_ACTION ITEM_: Set down all of the records word for word.

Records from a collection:
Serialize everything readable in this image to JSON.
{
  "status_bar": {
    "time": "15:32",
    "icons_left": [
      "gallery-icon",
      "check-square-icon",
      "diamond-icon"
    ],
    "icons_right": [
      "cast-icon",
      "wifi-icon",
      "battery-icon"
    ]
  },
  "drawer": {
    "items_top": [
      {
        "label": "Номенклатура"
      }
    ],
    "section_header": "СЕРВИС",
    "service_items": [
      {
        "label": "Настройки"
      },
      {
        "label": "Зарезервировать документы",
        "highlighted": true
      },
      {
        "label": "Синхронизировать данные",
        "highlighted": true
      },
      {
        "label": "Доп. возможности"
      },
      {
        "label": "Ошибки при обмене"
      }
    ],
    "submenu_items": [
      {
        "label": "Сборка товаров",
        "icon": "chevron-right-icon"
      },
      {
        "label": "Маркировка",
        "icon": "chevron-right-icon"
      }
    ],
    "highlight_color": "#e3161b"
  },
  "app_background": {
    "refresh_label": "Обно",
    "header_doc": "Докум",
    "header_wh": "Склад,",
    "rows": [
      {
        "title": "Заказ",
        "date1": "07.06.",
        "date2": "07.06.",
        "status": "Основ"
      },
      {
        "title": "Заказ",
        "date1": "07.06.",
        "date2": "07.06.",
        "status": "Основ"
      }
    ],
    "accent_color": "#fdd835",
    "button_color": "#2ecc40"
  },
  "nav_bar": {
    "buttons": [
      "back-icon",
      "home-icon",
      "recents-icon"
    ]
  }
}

_OUTPUT_:
Serialize everything readable in this image to JSON.
{
  "status_bar": {
    "time": "15:32",
    "icons_left": [
      "gallery-icon",
      "check-square-icon",
      "diamond-icon"
    ],
    "icons_right": [
      "cast-icon",
      "wifi-icon",
      "battery-icon"
    ]
  },
  "drawer": {
    "items_top": [
      {
        "label": "Номенклатура"
      }
    ],
    "section_header": "СЕРВИС",
    "service_items": [
      {
        "label": "Настройки"
      },
      {
        "label": "Зарезервировать документы",
        "highlighted": true
      },
      {
        "label": "Синхронизировать данные",
        "highlighted": true
      },
      {
        "label": "Доп. возможности"
      },
      {
        "label": "Ошибки при обмене"
      }
    ],
    "submenu_items": [
      {
        "label": "Сборка товаров",
        "icon": "chevron-right-icon"
      },
      {
        "label": "Маркировка",
        "icon": "chevron-right-icon"
      }
    ],
    "highlight_color": "#e3161b"
  },
  "app_background": {
    "refresh_label": "Обно",
    "header_doc": "Докум",
    "header_wh": "Склад,",
    "rows": [
      {
        "title": "Заказ",
        "date1": "07.06.",
        "date2": "07.06.",
        "status": "Основ"
      },
      {
        "title": "Заказ",
        "date1": "07.06.",
        "date2": "07.06.",
        "status": "Основ"
      }
    ],
    "accent_color": "#fdd835",
    "button_color": "#2ecc40"
  },
  "nav_bar": {
    "buttons": [
      "back-icon",
      "home-icon",
      "recents-icon"
    ]
  }
}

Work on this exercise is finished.